Data section ▸

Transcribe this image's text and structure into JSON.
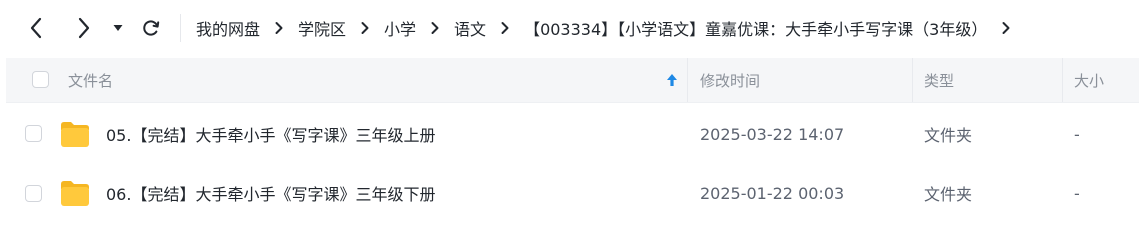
{
  "toolbar": {
    "back_icon": "chevron-left-icon",
    "forward_icon": "chevron-right-icon",
    "dropdown_icon": "caret-down-icon",
    "refresh_icon": "refresh-icon"
  },
  "breadcrumb": [
    {
      "label": "我的网盘"
    },
    {
      "label": "学院区"
    },
    {
      "label": "小学"
    },
    {
      "label": "语文"
    },
    {
      "label": "【003334】【小学语文】童嘉优课：大手牵小手写字课（3年级）"
    }
  ],
  "table": {
    "columns": {
      "name": "文件名",
      "modified": "修改时间",
      "type": "类型",
      "size": "大小"
    },
    "sort_icon": "sort-up-arrow-icon",
    "rows": [
      {
        "name": "05.【完结】大手牵小手《写字课》三年级上册",
        "modified": "2025-03-22 14:07",
        "type": "文件夹",
        "size": "-",
        "icon": "folder-icon"
      },
      {
        "name": "06.【完结】大手牵小手《写字课》三年级下册",
        "modified": "2025-01-22 00:03",
        "type": "文件夹",
        "size": "-",
        "icon": "folder-icon"
      }
    ]
  },
  "colors": {
    "accent": "#1e88e5",
    "folder": "#ffc93c",
    "text": "#22272e",
    "muted": "#8a9099"
  }
}
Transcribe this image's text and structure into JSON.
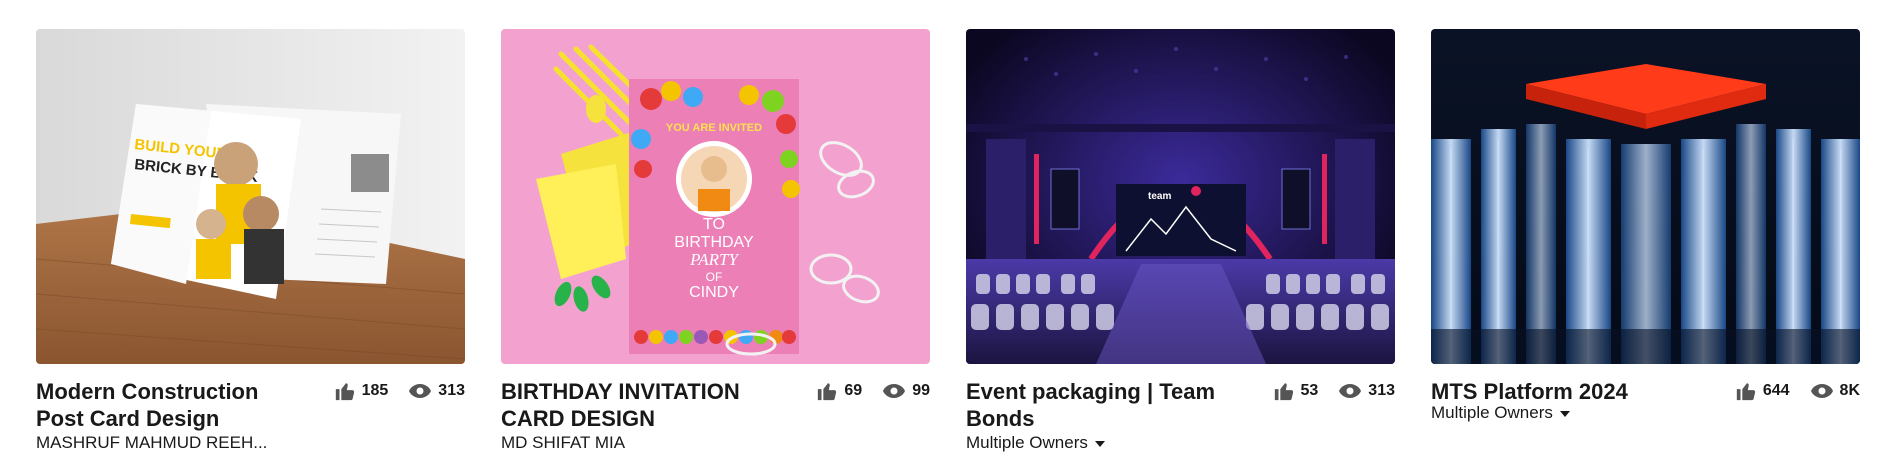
{
  "projects": [
    {
      "title": "Modern Construction Post Card Design",
      "likes": "185",
      "views": "313",
      "owner": "MASHRUF MAHMUD REEH...",
      "owner_has_dropdown": false,
      "thumbnail_theme": "construction-postcard",
      "colors": {
        "bg": "#e9e9e9",
        "floor": "#a26a3f",
        "accent": "#f5c400"
      }
    },
    {
      "title": "BIRTHDAY INVITATION CARD DESIGN",
      "likes": "69",
      "views": "99",
      "owner": "MD SHIFAT MIA",
      "owner_has_dropdown": false,
      "thumbnail_theme": "birthday-invitation",
      "colors": {
        "bg": "#f29ccc",
        "card": "#ec7fb6",
        "yellow": "#f7e12f"
      }
    },
    {
      "title": "Event packaging | Team Bonds",
      "likes": "53",
      "views": "313",
      "owner": "Multiple Owners",
      "owner_has_dropdown": true,
      "thumbnail_theme": "event-stage",
      "colors": {
        "bg": "#120c2e",
        "glow": "#7c4dff",
        "red": "#e0245e"
      }
    },
    {
      "title": "MTS Platform 2024",
      "likes": "644",
      "views": "8K",
      "owner": "Multiple Owners",
      "owner_has_dropdown": true,
      "thumbnail_theme": "mts-platform",
      "colors": {
        "bg": "#071428",
        "red": "#ff3b1a",
        "blue": "#7fb6ff"
      }
    }
  ],
  "icons": {
    "like": "thumbs-up-icon",
    "views": "eye-icon",
    "dropdown": "caret-down-icon"
  }
}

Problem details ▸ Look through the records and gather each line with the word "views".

Answer to this exercise ▸
      "views": "313",
      "views": "99",
      "views": "313",
      "views": "8K",
    "views": "eye-icon",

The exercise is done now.